|The Mammoth Pond|
As the tide rose this spring, there were numerous jokes about kayaking in the Mammoth Pond, and then the lower yard, and then every pond in nearly four square miles of sagebrush. Eventually, they weren't really jokes anymore. It became a sardonic complaint. "For goodness' sake, when will we be able to do anything out here?" Not funny. Not at all.
|Maestro in the willows|
So it was quite a surprise in June when my father, Maestro, brought the kayaks up and offered to take me out on a pond or two.
Now keep in mind, I've never been kayaking. He bought these things as a way to connect with his sons-in-law several years ago. Some of my sisters have been out. Munchkin grew to be pretty good at it in her several trips to local lakes with her grandfather. But me? Nope. There's always "this much to do." But being a fish, I've always been jealous.
|Around the farm truck|
And so Maestro taught me to kayak in the Mammoth Pond. How many people can say that? I learned on my own land! How cool.
But there are drawbacks to this. Kayaking requires balance, and most training involves purposely flipping the rig to learn how to escape safely. I was not interested in that in these mud holes. Being very careful, I was able to keep upright and non-muddy. Yay! What a relief. Even Munchkin wouldn't kayak in the nasty ponds.

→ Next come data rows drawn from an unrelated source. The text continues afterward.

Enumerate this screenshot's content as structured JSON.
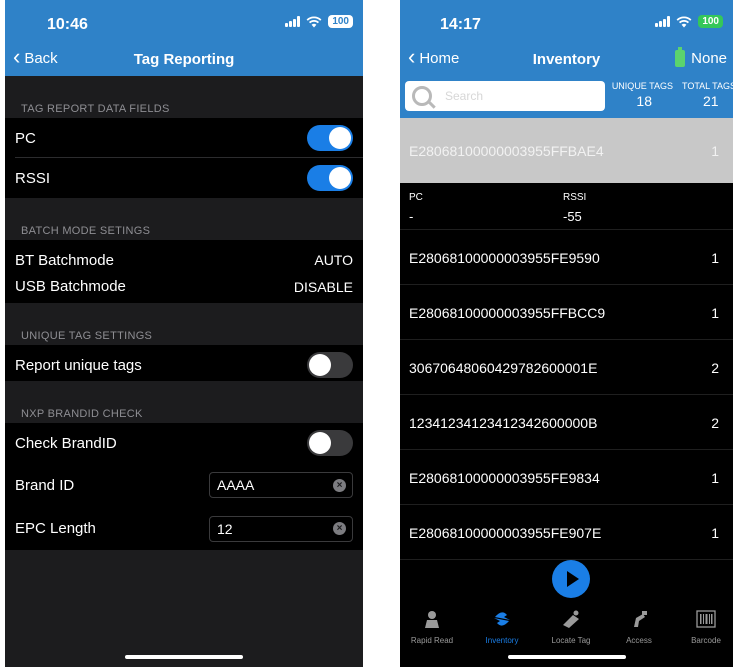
{
  "left": {
    "status": {
      "time": "10:46",
      "battery": "100"
    },
    "nav": {
      "back": "Back",
      "title": "Tag Reporting"
    },
    "sections": [
      {
        "header": "TAG REPORT DATA FIELDS"
      },
      {
        "header": "BATCH MODE SETINGS"
      },
      {
        "header": "UNIQUE TAG SETTINGS"
      },
      {
        "header": "NXP BRANDID CHECK"
      }
    ],
    "rows": {
      "pc": {
        "label": "PC",
        "on": true
      },
      "rssi": {
        "label": "RSSI",
        "on": true
      },
      "bt": {
        "label": "BT Batchmode",
        "value": "AUTO"
      },
      "usb": {
        "label": "USB Batchmode",
        "value": "DISABLE"
      },
      "unique": {
        "label": "Report unique tags",
        "on": false
      },
      "check": {
        "label": "Check BrandID",
        "on": false
      },
      "brand": {
        "label": "Brand ID",
        "value": "AAAA"
      },
      "epc": {
        "label": "EPC Length",
        "value": "12"
      }
    }
  },
  "right": {
    "status": {
      "time": "14:17",
      "battery": "100"
    },
    "nav": {
      "back": "Home",
      "title": "Inventory",
      "reader": "None"
    },
    "search": {
      "placeholder": "Search"
    },
    "unique_tags": {
      "label": "UNIQUE TAGS",
      "value": "18"
    },
    "total_tags": {
      "label": "TOTAL TAGS",
      "value": "21"
    },
    "selected": {
      "epc": "E28068100000003955FFBAE4",
      "count": "1"
    },
    "detail": {
      "pc_label": "PC",
      "pc_value": "-",
      "rssi_label": "RSSI",
      "rssi_value": "-55"
    },
    "tags": [
      {
        "epc": "E28068100000003955FE9590",
        "count": "1"
      },
      {
        "epc": "E28068100000003955FFBCC9",
        "count": "1"
      },
      {
        "epc": "30670648060429782600001E",
        "count": "2"
      },
      {
        "epc": "12341234123412342600000B",
        "count": "2"
      },
      {
        "epc": "E28068100000003955FE9834",
        "count": "1"
      },
      {
        "epc": "E28068100000003955FE907E",
        "count": "1"
      }
    ],
    "tabs": [
      {
        "label": "Rapid Read",
        "icon": "rapid-read-icon"
      },
      {
        "label": "Inventory",
        "icon": "inventory-icon",
        "active": true
      },
      {
        "label": "Locate Tag",
        "icon": "locate-tag-icon"
      },
      {
        "label": "Access",
        "icon": "access-icon"
      },
      {
        "label": "Barcode",
        "icon": "barcode-icon"
      }
    ]
  }
}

|Rounding the truck|
We started in the Mammoth Pond, and progressively moved north. We did several circles around the tules, before beaching ourselves and hauling the kayaks over the fencelines. That was probably the deepest pond of the day; we estimated it at 12' deep this year.
|"I don't understand..."|
|Lower yard, note house to right|
We loaded up and headed out to the Big Spring and the overflow lake. The Big Spring is the main year-round water hole for the larger of the cattle operations. It's an artesian spring, and only dries up when the cows fill the hole with mud as they slosh around in it. It's muddy and nastier than the ponds by the house, but this year it's the perfect kayaking lake. We snuck the kayaks into the water between the yarrow, wild irises and other flora, and headed out on the water, maybe a third of a mile to the Big Spring.
|Big Spring overflow lake|
It was so peaceful. Wild ducks told us exactly how offended they were at our presence. Little flowers that reminded me of a cross between fish-tank plants and lily pads floated in clumps around the far bend. I took note of a patch of noxious weeds we needed to pull in an area we never inspect. And the cows made a good show of being brave, but eventually gave in to their fear and stampeded away. These were not welcome, the talking blue creatures invading their drinking fountain.
|Big Spring and angry cows|
By the time that trip was over, I was an old hand at this kayaking thing. So, with the sun heading for the horizon, we headed out to find just one more pond. We ended up on the southeast corner of the ranch, in the water hole for one of the ancient homesteads -- a bit smaller and definitely shallower than the Mammoth Pond. Nothing exciting, but representative of the many puddles found everywhere this year.
Thanks to Maestro for the great, once-in-a-generation experience! At least we hope it is... there's still "this much to do."